When the phrase “shin splints” is used, it is viewed as a generalization of a dull chronic pain that someone experiences in either one or both of their lower legs. The term “shin splints”, more frequently referred to as medial tibial stress syndrome in the medical community, refers to a type of pain that is likely resulting from excessive stress absorbed by a variety or combination of tissues that make up the lower leg (bone, tendon, muscle). Most commonly seen in distance runners, the pain can present itself first thing in the morning upon getting out of bed, in the middle or at the end of a long run, and sometimes if persistent enough, even with light jogging and walking. If you have been experiencing such pain for more than a few weeks, seek medical evaluation from the appropriate health care professionals to ensure the proper treatment/care plan. Progressive cases of this type of pain pattern can result in stress fractures or other related injuries that require extensive time away from running activities and training. When noticing these symptoms initially, do not just “tough it out” and dismiss what your body is feeling, earlier intervention of these pain patterns is always a key component to managing and reversing the effects felt during “shin splints”.

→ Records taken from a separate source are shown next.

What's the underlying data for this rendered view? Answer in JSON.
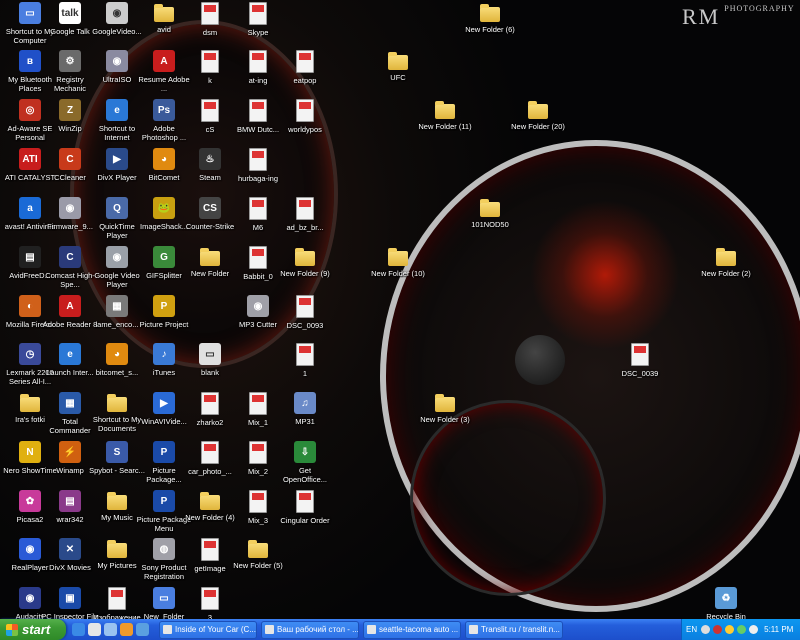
{
  "watermark": {
    "main": "RM",
    "sub": "PHOTOGRAPHY"
  },
  "desktop_icons": [
    {
      "label": "Shortcut to My Computer",
      "icon": "computer-icon",
      "glyph": "▭",
      "color": "#4a7ee0"
    },
    {
      "label": "Google Talk",
      "icon": "google-talk-icon",
      "glyph": "talk",
      "color": "#ffffff"
    },
    {
      "label": "GoogleVideo...",
      "icon": "google-video-icon",
      "glyph": "◉",
      "color": "#cccccc"
    },
    {
      "label": "avid",
      "icon": "folder-icon",
      "glyph": "folder",
      "color": ""
    },
    {
      "label": "dsm",
      "icon": "image-file-icon",
      "glyph": "doc",
      "color": ""
    },
    {
      "label": "Skype",
      "icon": "image-file-icon",
      "glyph": "doc",
      "color": ""
    },
    {
      "label": "New Folder (6)",
      "icon": "folder-icon",
      "glyph": "folder",
      "color": ""
    },
    {
      "label": "My Bluetooth Places",
      "icon": "bluetooth-icon",
      "glyph": "ʙ",
      "color": "#2050c8"
    },
    {
      "label": "Registry Mechanic",
      "icon": "registry-mechanic-icon",
      "glyph": "⚙",
      "color": "#6a6a6a"
    },
    {
      "label": "UltraISO",
      "icon": "ultraiso-icon",
      "glyph": "◉",
      "color": "#8a8aa0"
    },
    {
      "label": "Resume Adobe ...",
      "icon": "pdf-icon",
      "glyph": "A",
      "color": "#c81d1d"
    },
    {
      "label": "k",
      "icon": "image-file-icon",
      "glyph": "doc",
      "color": ""
    },
    {
      "label": "at-ing",
      "icon": "image-file-icon",
      "glyph": "doc",
      "color": ""
    },
    {
      "label": "eatpop",
      "icon": "image-file-icon",
      "glyph": "doc",
      "color": ""
    },
    {
      "label": "UFC",
      "icon": "folder-icon",
      "glyph": "folder",
      "color": ""
    },
    {
      "label": "Ad-Aware SE Personal",
      "icon": "ad-aware-icon",
      "glyph": "◎",
      "color": "#c03020"
    },
    {
      "label": "WinZip",
      "icon": "winzip-icon",
      "glyph": "Z",
      "color": "#8a6a2a"
    },
    {
      "label": "Shortcut to Internet",
      "icon": "internet-explorer-icon",
      "glyph": "e",
      "color": "#2a78d6"
    },
    {
      "label": "Adobe Photoshop ...",
      "icon": "photoshop-icon",
      "glyph": "Ps",
      "color": "#3a5a9a"
    },
    {
      "label": "cS",
      "icon": "image-file-icon",
      "glyph": "doc",
      "color": ""
    },
    {
      "label": "BMW Dutc...",
      "icon": "image-file-icon",
      "glyph": "doc",
      "color": ""
    },
    {
      "label": "worldypos",
      "icon": "image-file-icon",
      "glyph": "doc",
      "color": ""
    },
    {
      "label": "New Folder (11)",
      "icon": "folder-icon",
      "glyph": "folder",
      "color": ""
    },
    {
      "label": "New Folder (20)",
      "icon": "folder-icon",
      "glyph": "folder",
      "color": ""
    },
    {
      "label": "ATI CATALYST",
      "icon": "ati-catalyst-icon",
      "glyph": "ATI",
      "color": "#c81d1d"
    },
    {
      "label": "CCleaner",
      "icon": "ccleaner-icon",
      "glyph": "C",
      "color": "#c83a1a"
    },
    {
      "label": "DivX Player",
      "icon": "divx-icon",
      "glyph": "▶",
      "color": "#2a4a8a"
    },
    {
      "label": "BitComet",
      "icon": "bitcomet-icon",
      "glyph": "◕",
      "color": "#e08a10"
    },
    {
      "label": "Steam",
      "icon": "steam-icon",
      "glyph": "♨",
      "color": "#333333"
    },
    {
      "label": "hurbaga-ing",
      "icon": "image-file-icon",
      "glyph": "doc",
      "color": ""
    },
    {
      "label": "avast! Antivirus",
      "icon": "avast-icon",
      "glyph": "a",
      "color": "#1a6ad6"
    },
    {
      "label": "Firmware_9...",
      "icon": "firmware-icon",
      "glyph": "◉",
      "color": "#9a9aa8"
    },
    {
      "label": "QuickTime Player",
      "icon": "quicktime-icon",
      "glyph": "Q",
      "color": "#4a6aa8"
    },
    {
      "label": "ImageShack...",
      "icon": "imageshack-icon",
      "glyph": "🐸",
      "color": "#c8a010"
    },
    {
      "label": "Counter-Strike",
      "icon": "counter-strike-icon",
      "glyph": "CS",
      "color": "#444444"
    },
    {
      "label": "M6",
      "icon": "image-file-icon",
      "glyph": "doc",
      "color": ""
    },
    {
      "label": "ad_bz_br...",
      "icon": "image-file-icon",
      "glyph": "doc",
      "color": ""
    },
    {
      "label": "101NOD50",
      "icon": "folder-icon",
      "glyph": "folder",
      "color": ""
    },
    {
      "label": "AvidFreeD...",
      "icon": "avid-icon",
      "glyph": "▤",
      "color": "#202020"
    },
    {
      "label": "Comcast High-Spe...",
      "icon": "comcast-icon",
      "glyph": "C",
      "color": "#2a3a7a"
    },
    {
      "label": "Google Video Player",
      "icon": "google-video-player-icon",
      "glyph": "◉",
      "color": "#9aa0a8"
    },
    {
      "label": "GIFSplitter",
      "icon": "gifsplitter-icon",
      "glyph": "G",
      "color": "#3a8a3a"
    },
    {
      "label": "New Folder",
      "icon": "folder-icon",
      "glyph": "folder",
      "color": ""
    },
    {
      "label": "Babbit_0",
      "icon": "image-file-icon",
      "glyph": "doc",
      "color": ""
    },
    {
      "label": "New Folder (9)",
      "icon": "folder-icon",
      "glyph": "folder",
      "color": ""
    },
    {
      "label": "New Folder (10)",
      "icon": "folder-icon",
      "glyph": "folder",
      "color": ""
    },
    {
      "label": "New Folder (2)",
      "icon": "folder-icon",
      "glyph": "folder",
      "color": ""
    },
    {
      "label": "Mozilla Firefox",
      "icon": "firefox-icon",
      "glyph": "◐",
      "color": "#d0601a"
    },
    {
      "label": "Adobe Reader 8",
      "icon": "adobe-reader-icon",
      "glyph": "A",
      "color": "#c81d1d"
    },
    {
      "label": "lame_enco...",
      "icon": "lame-icon",
      "glyph": "▦",
      "color": "#7a7a7a"
    },
    {
      "label": "Picture Project",
      "icon": "picture-project-icon",
      "glyph": "P",
      "color": "#d0a010"
    },
    {
      "label": "MP3 Cutter",
      "icon": "mp3-cutter-icon",
      "glyph": "◉",
      "color": "#a0a0a8"
    },
    {
      "label": "DSC_0093",
      "icon": "image-file-icon",
      "glyph": "doc",
      "color": ""
    },
    {
      "label": "Lexmark 2200 Series All-I...",
      "icon": "lexmark-icon",
      "glyph": "◷",
      "color": "#3a4a9a"
    },
    {
      "label": "Launch Inter...",
      "icon": "launch-internet-icon",
      "glyph": "e",
      "color": "#2a78d6"
    },
    {
      "label": "bitcomet_s...",
      "icon": "bitcomet-setup-icon",
      "glyph": "◕",
      "color": "#e08a10"
    },
    {
      "label": "iTunes",
      "icon": "itunes-icon",
      "glyph": "♪",
      "color": "#3a7ad6"
    },
    {
      "label": "blank",
      "icon": "blank-file-icon",
      "glyph": "▭",
      "color": "#e0e0e0"
    },
    {
      "label": "1",
      "icon": "image-file-icon",
      "glyph": "doc",
      "color": ""
    },
    {
      "label": "DSC_0039",
      "icon": "image-file-icon",
      "glyph": "doc",
      "color": ""
    },
    {
      "label": "Ira's fotki",
      "icon": "folder-icon",
      "glyph": "folder",
      "color": ""
    },
    {
      "label": "Total Commander",
      "icon": "total-commander-icon",
      "glyph": "▦",
      "color": "#2a5aa8"
    },
    {
      "label": "Shortcut to My Documents",
      "icon": "my-documents-icon",
      "glyph": "folder",
      "color": ""
    },
    {
      "label": "WinAVIVide...",
      "icon": "winavi-icon",
      "glyph": "▶",
      "color": "#2a6ad6"
    },
    {
      "label": "zharko2",
      "icon": "image-file-icon",
      "glyph": "doc",
      "color": ""
    },
    {
      "label": "Mix_1",
      "icon": "image-file-icon",
      "glyph": "doc",
      "color": ""
    },
    {
      "label": "MP31",
      "icon": "audio-file-icon",
      "glyph": "♫",
      "color": "#6a8ac8"
    },
    {
      "label": "New Folder (3)",
      "icon": "folder-icon",
      "glyph": "folder",
      "color": ""
    },
    {
      "label": "Nero ShowTime",
      "icon": "nero-icon",
      "glyph": "N",
      "color": "#e0b010"
    },
    {
      "label": "Winamp",
      "icon": "winamp-icon",
      "glyph": "⚡",
      "color": "#d06010"
    },
    {
      "label": "Spybot - Searc...",
      "icon": "spybot-icon",
      "glyph": "S",
      "color": "#3a5aa8"
    },
    {
      "label": "Picture Package...",
      "icon": "picture-package-icon",
      "glyph": "P",
      "color": "#1a4aa8"
    },
    {
      "label": "car_photo_...",
      "icon": "image-file-icon",
      "glyph": "doc",
      "color": ""
    },
    {
      "label": "Mix_2",
      "icon": "image-file-icon",
      "glyph": "doc",
      "color": ""
    },
    {
      "label": "Get OpenOffice...",
      "icon": "openoffice-icon",
      "glyph": "⇩",
      "color": "#2a8a3a"
    },
    {
      "label": "Picasa2",
      "icon": "picasa-icon",
      "glyph": "✿",
      "color": "#c83a9a"
    },
    {
      "label": "wrar342",
      "icon": "winrar-icon",
      "glyph": "▤",
      "color": "#8a3a8a"
    },
    {
      "label": "My Music",
      "icon": "my-music-icon",
      "glyph": "folder",
      "color": ""
    },
    {
      "label": "Picture Package Menu",
      "icon": "picture-package-menu-icon",
      "glyph": "P",
      "color": "#1a4aa8"
    },
    {
      "label": "New Folder (4)",
      "icon": "folder-icon",
      "glyph": "folder",
      "color": ""
    },
    {
      "label": "Mix_3",
      "icon": "image-file-icon",
      "glyph": "doc",
      "color": ""
    },
    {
      "label": "Cingular Order",
      "icon": "image-file-icon",
      "glyph": "doc",
      "color": ""
    },
    {
      "label": "RealPlayer",
      "icon": "realplayer-icon",
      "glyph": "◉",
      "color": "#2a5ad6"
    },
    {
      "label": "DivX Movies",
      "icon": "divx-movies-icon",
      "glyph": "✕",
      "color": "#2a4a8a"
    },
    {
      "label": "My Pictures",
      "icon": "my-pictures-icon",
      "glyph": "folder",
      "color": ""
    },
    {
      "label": "Sony Product Registration",
      "icon": "sony-icon",
      "glyph": "◍",
      "color": "#a0a0a8"
    },
    {
      "label": "getImage",
      "icon": "image-file-icon",
      "glyph": "doc",
      "color": ""
    },
    {
      "label": "New Folder (5)",
      "icon": "folder-icon",
      "glyph": "folder",
      "color": ""
    },
    {
      "label": "Audacity",
      "icon": "audacity-icon",
      "glyph": "◉",
      "color": "#2a3a8a"
    },
    {
      "label": "PC Inspector File Recovery",
      "icon": "pc-inspector-icon",
      "glyph": "▣",
      "color": "#1a4aa8"
    },
    {
      "label": "Изображение 099",
      "icon": "image-file-icon",
      "glyph": "doc",
      "color": ""
    },
    {
      "label": "New_Folder",
      "icon": "new-folder-file-icon",
      "glyph": "▭",
      "color": "#4a7ee0"
    },
    {
      "label": "3",
      "icon": "image-file-icon",
      "glyph": "doc",
      "color": ""
    },
    {
      "label": "Recycle Bin",
      "icon": "recycle-bin-icon",
      "glyph": "♻",
      "color": "#5a9ad6"
    }
  ],
  "taskbar": {
    "start_label": "start",
    "tasks": [
      "Inside of Your Car (C...",
      "Ваш рабочий стол - ...",
      "seattle-tacoma auto ...",
      "Translit.ru / translit.n..."
    ],
    "tray": {
      "lang": "EN",
      "time": "5:11 PM"
    }
  }
}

If you have a prior history of “shin splints” during previous seasons, or if you would like to take preventative steps to minimize the chances of experiencing medial tibial stress syndrome (MTSS), here are a few tips to stay ahead of the curve….
- Wear Properly Fitted Shoes – When buying shoes at a store (we recommend a run specialty store like Big River), have an associate help you decide the correct size and style of shoe that meet your needs (i.e., a narrow fit versus a wide fit, high arch vs low arch, pronator or supinator). If you have relatively flat feet, you may want to consider wearing a shoe or inserts that have a supportive arch.

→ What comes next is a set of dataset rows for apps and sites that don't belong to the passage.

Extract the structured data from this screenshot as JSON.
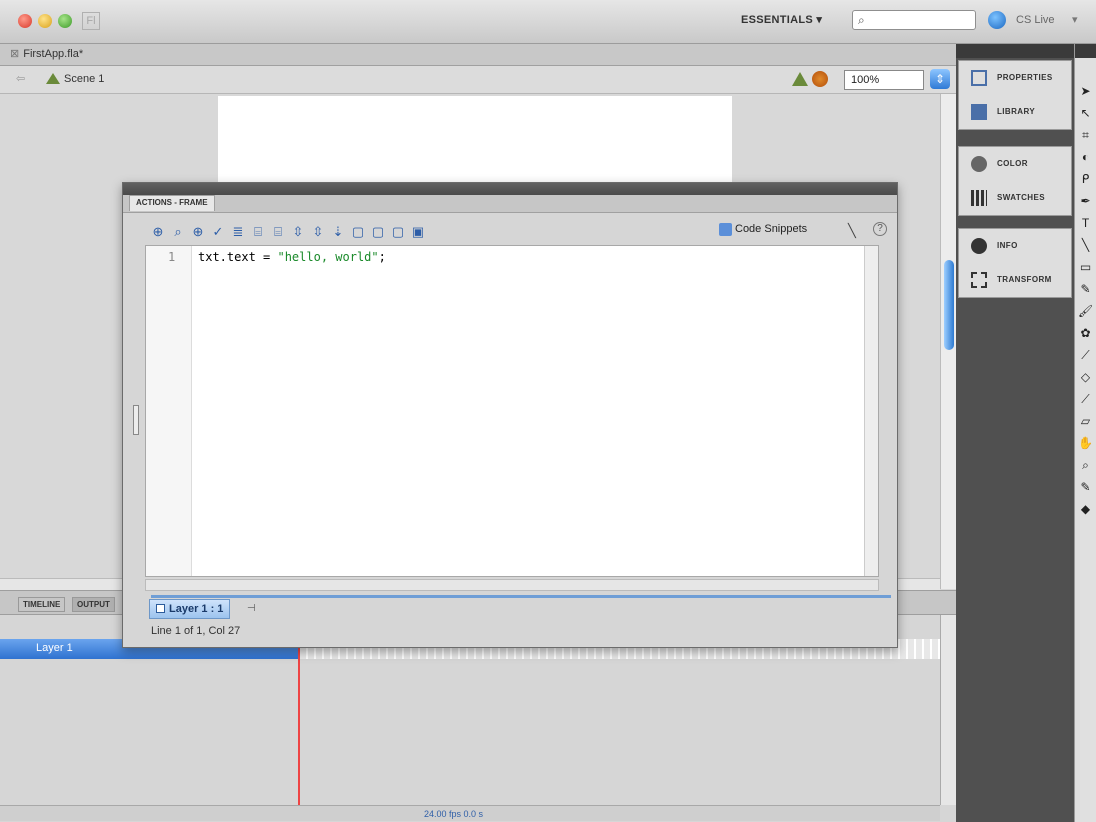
{
  "window": {
    "workspace_label": "ESSENTIALS ▾",
    "search_placeholder": "",
    "cs_live_label": "CS Live",
    "document_tab": "FirstApp.fla*"
  },
  "editbar": {
    "scene_label": "Scene 1",
    "zoom_value": "100%"
  },
  "actions_panel": {
    "tab_label": "ACTIONS - FRAME",
    "code_snippets_label": "Code Snippets",
    "line_number": "1",
    "code_prefix": "txt.text = ",
    "code_string": "\"hello, world\"",
    "code_suffix": ";",
    "layer_tab_label": "Layer 1 : 1",
    "status_text": "Line 1 of 1, Col 27"
  },
  "dock": {
    "items": [
      {
        "label": "PROPERTIES",
        "icon": "properties-icon"
      },
      {
        "label": "LIBRARY",
        "icon": "library-icon"
      },
      {
        "label": "COLOR",
        "icon": "color-icon"
      },
      {
        "label": "SWATCHES",
        "icon": "swatches-icon"
      },
      {
        "label": "INFO",
        "icon": "info-icon"
      },
      {
        "label": "TRANSFORM",
        "icon": "transform-icon"
      }
    ]
  },
  "timeline": {
    "tab_timeline": "TIMELINE",
    "tab_output": "OUTPUT",
    "layer_name": "Layer 1",
    "fps_text": "24.00 fps  0.0 s"
  },
  "colors": {
    "accent": "#2f72d0",
    "playhead": "#e44444",
    "string_literal": "#1a8a2a"
  }
}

- Gradually Increase Your Training – Don’t try to do too much, too fast. This is especially important for athletes who transition immediately from one sport season’s end into their next with little or no time off in between. Harder training surfaces will place a greater stress on your feet, ankles, and lower legs if you have not properly acclimated (i.e., a dirt or grassy trail produces much less force through your lower body versus the asphalt or concrete on a road or sidewalk).
- Spend Extra Time on Lower Body Strength/Flexibility –There are many reasons why the overload of stresses can be accumulating along your shin, and meeting with a professional to assess your movement deficiencies is the best option to help identify and address the problem. A common source occurs from a deficiency of strength and flexibility in the lower and upper leg muscles. By maintaining lower body soft tissue mobility and adequate muscular stability, the repetitive forces received during running activity are more evenly dispersed throughout the entire lower body and not centrally located to the lower leg region. Along with regular stretching habits, try incorporating a foam roller or lacrosse ball along tight areas through the hips, thighs, lower legs and arches of your foot.